An exhibit in Hamburg displays images of the Chapaiev Battalion taken by soldiers and Gerda Taro, from the collection of Alfred Kantorowicz and the ICP.
An exhibition of photos of the Chapaiev Battalion, part of the XIII International Brigade, opened at the Instituto Cervantes in Hamburg, Germany last November. The show included some 50 photos from the estate of German writer and interbrigadista Alfred Kantorowicz taken by soldiers as well as by the young war photographer Gerda Taro, loaned from the International Center of Photography, New York . The Henri Cartier-Bresson silent documentary film With the Abraham Lincoln Brigade in Spain that contains sequences shot by Taro or Robert Capa on the Córdoba front, loaned from ALBA, was also on exhibit.
Kantorowicz, exiled in France since 1933, joined the battalion in 1937.
The images focused on the Chapaiev Battalion on the Córdoba front near the mining town of Peñarroya where it was engaged in battle from April-July 1937. Other pictures portray the battalion from its foundation in November 1936 to the Brunete offensive of July 1937. Alfred Kantorowicz, a German Jewish writer and member of the German communist Party, exiled in France since 1933, joined the battalion in 1937 assuming a position as information officer.
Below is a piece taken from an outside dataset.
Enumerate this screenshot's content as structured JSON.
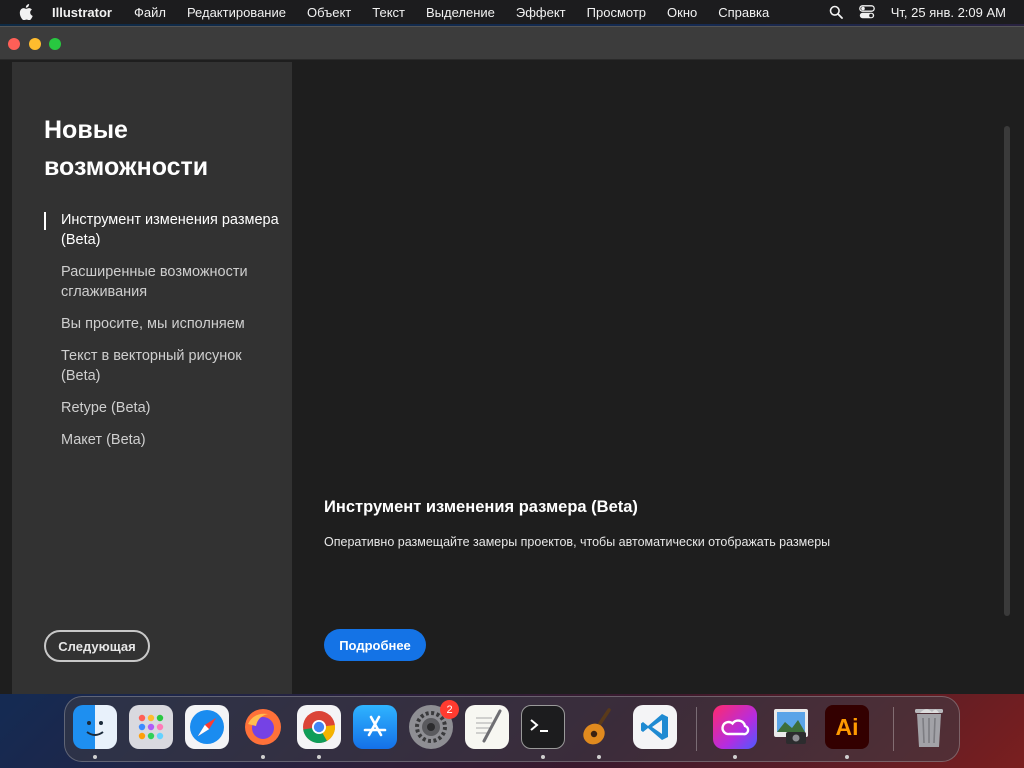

After Brunete, he edited a book titled Chapaiev with narratives by his comrades-in-arms. This book contains photographs taken by the combatants that show their day-to-day life. Recently a large number of additional pictures taken by Chapaiev combatants were discovered in the Kantorowicz estate in Hamburg shown now for the first time.
Recently a large number of pictures taken by Chapaiev combatants were discovered in the Kantorowicz estate.
Gerda Taro, a young Jewish exile from Leipzig, Germany, who like Kantorowicz was exiled in Paris since 1933, arrived with her partner Robert Capa at the end of June 1937 to shoot fascinating photos that were published in the international press. Taro took dozens of photos showing the front life of the battalion. Taro’s pictures also show the life of the civilian population near the frontline and the relation between them and the combatants, who helped the peasants harvesting wheat, one of her favorite subjects during the war. The negatives of this photos were discovered only recently in the famous “Mexican Suitcase” that is now located at the International Center of Photography in New York. The exhibition also shows pictures by Taro at Brunete, which were her very last ones. She died tragically as a result of an accident during the retreat of the Republican troops in late July 1937.